**Excerpted records**
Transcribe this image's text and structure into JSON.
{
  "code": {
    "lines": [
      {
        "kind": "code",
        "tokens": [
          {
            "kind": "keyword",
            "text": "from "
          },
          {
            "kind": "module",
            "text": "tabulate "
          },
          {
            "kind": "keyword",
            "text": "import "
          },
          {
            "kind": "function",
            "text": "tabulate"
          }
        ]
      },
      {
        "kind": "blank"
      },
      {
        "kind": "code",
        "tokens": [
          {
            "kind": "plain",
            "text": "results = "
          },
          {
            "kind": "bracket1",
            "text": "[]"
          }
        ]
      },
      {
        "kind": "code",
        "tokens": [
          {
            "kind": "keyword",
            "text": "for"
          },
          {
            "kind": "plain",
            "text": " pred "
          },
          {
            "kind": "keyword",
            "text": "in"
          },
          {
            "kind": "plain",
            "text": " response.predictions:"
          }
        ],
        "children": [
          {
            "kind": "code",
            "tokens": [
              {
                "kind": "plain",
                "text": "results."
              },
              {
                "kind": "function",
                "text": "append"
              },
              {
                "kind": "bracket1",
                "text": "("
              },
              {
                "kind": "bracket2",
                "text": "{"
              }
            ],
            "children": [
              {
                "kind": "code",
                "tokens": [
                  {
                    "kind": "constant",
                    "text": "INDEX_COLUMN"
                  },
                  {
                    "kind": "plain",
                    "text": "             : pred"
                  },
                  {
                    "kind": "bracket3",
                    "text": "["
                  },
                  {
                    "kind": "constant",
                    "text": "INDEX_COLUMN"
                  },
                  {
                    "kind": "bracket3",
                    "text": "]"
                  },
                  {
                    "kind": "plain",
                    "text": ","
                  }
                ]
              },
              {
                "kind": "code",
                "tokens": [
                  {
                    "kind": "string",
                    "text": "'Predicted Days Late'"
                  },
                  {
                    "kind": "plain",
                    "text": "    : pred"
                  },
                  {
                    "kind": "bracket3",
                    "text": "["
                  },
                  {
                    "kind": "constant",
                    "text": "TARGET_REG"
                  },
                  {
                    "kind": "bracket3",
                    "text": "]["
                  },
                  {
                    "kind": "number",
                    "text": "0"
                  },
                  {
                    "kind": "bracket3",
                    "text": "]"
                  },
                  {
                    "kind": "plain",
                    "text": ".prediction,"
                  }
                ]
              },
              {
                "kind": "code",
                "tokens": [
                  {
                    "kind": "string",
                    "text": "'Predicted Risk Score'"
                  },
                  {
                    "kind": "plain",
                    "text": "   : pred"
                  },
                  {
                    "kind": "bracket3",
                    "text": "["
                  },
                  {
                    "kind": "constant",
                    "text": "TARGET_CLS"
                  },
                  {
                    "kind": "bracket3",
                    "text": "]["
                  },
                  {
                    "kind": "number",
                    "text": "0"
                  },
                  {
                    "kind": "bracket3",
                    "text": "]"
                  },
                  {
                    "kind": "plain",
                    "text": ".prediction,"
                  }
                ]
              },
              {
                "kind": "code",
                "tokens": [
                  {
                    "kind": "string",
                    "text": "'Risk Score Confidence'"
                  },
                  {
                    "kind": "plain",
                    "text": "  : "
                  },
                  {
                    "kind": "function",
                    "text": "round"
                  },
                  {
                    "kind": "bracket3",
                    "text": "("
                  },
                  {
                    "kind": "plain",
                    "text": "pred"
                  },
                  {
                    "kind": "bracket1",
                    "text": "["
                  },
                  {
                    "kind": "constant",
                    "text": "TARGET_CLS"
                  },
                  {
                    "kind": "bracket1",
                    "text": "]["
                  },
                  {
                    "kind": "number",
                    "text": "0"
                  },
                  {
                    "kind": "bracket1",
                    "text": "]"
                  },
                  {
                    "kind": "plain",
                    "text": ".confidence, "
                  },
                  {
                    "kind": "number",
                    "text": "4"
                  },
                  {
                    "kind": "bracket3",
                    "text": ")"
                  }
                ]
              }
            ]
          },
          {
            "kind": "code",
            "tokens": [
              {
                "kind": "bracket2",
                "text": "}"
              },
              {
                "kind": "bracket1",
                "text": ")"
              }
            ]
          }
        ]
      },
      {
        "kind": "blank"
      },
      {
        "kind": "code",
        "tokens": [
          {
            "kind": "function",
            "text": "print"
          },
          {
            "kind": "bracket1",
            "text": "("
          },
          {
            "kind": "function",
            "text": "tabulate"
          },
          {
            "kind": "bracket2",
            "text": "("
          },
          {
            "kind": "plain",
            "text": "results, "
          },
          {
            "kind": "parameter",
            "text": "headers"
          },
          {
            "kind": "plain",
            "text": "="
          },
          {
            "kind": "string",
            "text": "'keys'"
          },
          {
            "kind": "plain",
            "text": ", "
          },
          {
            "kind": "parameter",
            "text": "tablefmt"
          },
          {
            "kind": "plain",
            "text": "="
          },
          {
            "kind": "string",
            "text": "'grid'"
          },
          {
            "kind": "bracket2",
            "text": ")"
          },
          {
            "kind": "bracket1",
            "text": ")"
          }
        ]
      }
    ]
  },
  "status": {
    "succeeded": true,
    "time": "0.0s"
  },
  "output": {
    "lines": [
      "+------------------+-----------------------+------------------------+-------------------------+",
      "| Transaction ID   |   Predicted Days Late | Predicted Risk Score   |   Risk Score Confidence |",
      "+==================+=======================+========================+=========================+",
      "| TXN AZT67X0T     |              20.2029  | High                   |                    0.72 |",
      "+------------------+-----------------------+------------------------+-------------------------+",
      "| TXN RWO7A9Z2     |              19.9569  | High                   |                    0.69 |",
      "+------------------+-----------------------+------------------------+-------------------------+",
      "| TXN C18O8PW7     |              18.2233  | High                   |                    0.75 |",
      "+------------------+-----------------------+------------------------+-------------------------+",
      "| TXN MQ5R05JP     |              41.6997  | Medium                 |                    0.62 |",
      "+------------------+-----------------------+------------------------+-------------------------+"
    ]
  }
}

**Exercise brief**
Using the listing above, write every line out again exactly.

**Output**
Transcribe this image's text and structure into JSON.
{
  "code": {
    "lines": [
      {
        "kind": "code",
        "tokens": [
          {
            "kind": "keyword",
            "text": "from "
          },
          {
            "kind": "module",
            "text": "tabulate "
          },
          {
            "kind": "keyword",
            "text": "import "
          },
          {
            "kind": "function",
            "text": "tabulate"
          }
        ]
      },
      {
        "kind": "blank"
      },
      {
        "kind": "code",
        "tokens": [
          {
            "kind": "plain",
            "text": "results = "
          },
          {
            "kind": "bracket1",
            "text": "[]"
          }
        ]
      },
      {
        "kind": "code",
        "tokens": [
          {
            "kind": "keyword",
            "text": "for"
          },
          {
            "kind": "plain",
            "text": " pred "
          },
          {
            "kind": "keyword",
            "text": "in"
          },
          {
            "kind": "plain",
            "text": " response.predictions:"
          }
        ],
        "children": [
          {
            "kind": "code",
            "tokens": [
              {
                "kind": "plain",
                "text": "results."
              },
              {
                "kind": "function",
                "text": "append"
              },
              {
                "kind": "bracket1",
                "text": "("
              },
              {
                "kind": "bracket2",
                "text": "{"
              }
            ],
            "children": [
              {
                "kind": "code",
                "tokens": [
                  {
                    "kind": "constant",
                    "text": "INDEX_COLUMN"
                  },
                  {
                    "kind": "plain",
                    "text": "             : pred"
                  },
                  {
                    "kind": "bracket3",
                    "text": "["
                  },
                  {
                    "kind": "constant",
                    "text": "INDEX_COLUMN"
                  },
                  {
                    "kind": "bracket3",
                    "text": "]"
                  },
                  {
                    "kind": "plain",
                    "text": ","
                  }
                ]
              },
              {
                "kind": "code",
                "tokens": [
                  {
                    "kind": "string",
                    "text": "'Predicted Days Late'"
                  },
                  {
                    "kind": "plain",
                    "text": "    : pred"
                  },
                  {
                    "kind": "bracket3",
                    "text": "["
                  },
                  {
                    "kind": "constant",
                    "text": "TARGET_REG"
                  },
                  {
                    "kind": "bracket3",
                    "text": "]["
                  },
                  {
                    "kind": "number",
                    "text": "0"
                  },
                  {
                    "kind": "bracket3",
                    "text": "]"
                  },
                  {
                    "kind": "plain",
                    "text": ".prediction,"
                  }
                ]
              },
              {
                "kind": "code",
                "tokens": [
                  {
                    "kind": "string",
                    "text": "'Predicted Risk Score'"
                  },
                  {
                    "kind": "plain",
                    "text": "   : pred"
                  },
                  {
                    "kind": "bracket3",
                    "text": "["
                  },
                  {
                    "kind": "constant",
                    "text": "TARGET_CLS"
                  },
                  {
                    "kind": "bracket3",
                    "text": "]["
                  },
                  {
                    "kind": "number",
                    "text": "0"
                  },
                  {
                    "kind": "bracket3",
                    "text": "]"
                  },
                  {
                    "kind": "plain",
                    "text": ".prediction,"
                  }
                ]
              },
              {
                "kind": "code",
                "tokens": [
                  {
                    "kind": "string",
                    "text": "'Risk Score Confidence'"
                  },
                  {
                    "kind": "plain",
                    "text": "  : "
                  },
                  {
                    "kind": "function",
                    "text": "round"
                  },
                  {
                    "kind": "bracket3",
                    "text": "("
                  },
                  {
                    "kind": "plain",
                    "text": "pred"
                  },
                  {
                    "kind": "bracket1",
                    "text": "["
                  },
                  {
                    "kind": "constant",
                    "text": "TARGET_CLS"
                  },
                  {
                    "kind": "bracket1",
                    "text": "]["
                  },
                  {
                    "kind": "number",
                    "text": "0"
                  },
                  {
                    "kind": "bracket1",
                    "text": "]"
                  },
                  {
                    "kind": "plain",
                    "text": ".confidence, "
                  },
                  {
                    "kind": "number",
                    "text": "4"
                  },
                  {
                    "kind": "bracket3",
                    "text": ")"
                  }
                ]
              }
            ]
          },
          {
            "kind": "code",
            "tokens": [
              {
                "kind": "bracket2",
                "text": "}"
              },
              {
                "kind": "bracket1",
                "text": ")"
              }
            ]
          }
        ]
      },
      {
        "kind": "blank"
      },
      {
        "kind": "code",
        "tokens": [
          {
            "kind": "function",
            "text": "print"
          },
          {
            "kind": "bracket1",
            "text": "("
          },
          {
            "kind": "function",
            "text": "tabulate"
          },
          {
            "kind": "bracket2",
            "text": "("
          },
          {
            "kind": "plain",
            "text": "results, "
          },
          {
            "kind": "parameter",
            "text": "headers"
          },
          {
            "kind": "plain",
            "text": "="
          },
          {
            "kind": "string",
            "text": "'keys'"
          },
          {
            "kind": "plain",
            "text": ", "
          },
          {
            "kind": "parameter",
            "text": "tablefmt"
          },
          {
            "kind": "plain",
            "text": "="
          },
          {
            "kind": "string",
            "text": "'grid'"
          },
          {
            "kind": "bracket2",
            "text": ")"
          },
          {
            "kind": "bracket1",
            "text": ")"
          }
        ]
      }
    ]
  },
  "status": {
    "succeeded": true,
    "time": "0.0s"
  },
  "output": {
    "lines": [
      "+------------------+-----------------------+------------------------+-------------------------+",
      "| Transaction ID   |   Predicted Days Late | Predicted Risk Score   |   Risk Score Confidence |",
      "+==================+=======================+========================+=========================+",
      "| TXN AZT67X0T     |              20.2029  | High                   |                    0.72 |",
      "+------------------+-----------------------+------------------------+-------------------------+",
      "| TXN RWO7A9Z2     |              19.9569  | High                   |                    0.69 |",
      "+------------------+-----------------------+------------------------+-------------------------+",
      "| TXN C18O8PW7     |              18.2233  | High                   |                    0.75 |",
      "+------------------+-----------------------+------------------------+-------------------------+",
      "| TXN MQ5R05JP     |              41.6997  | Medium                 |                    0.62 |",
      "+------------------+-----------------------+------------------------+-------------------------+"
    ]
  }
}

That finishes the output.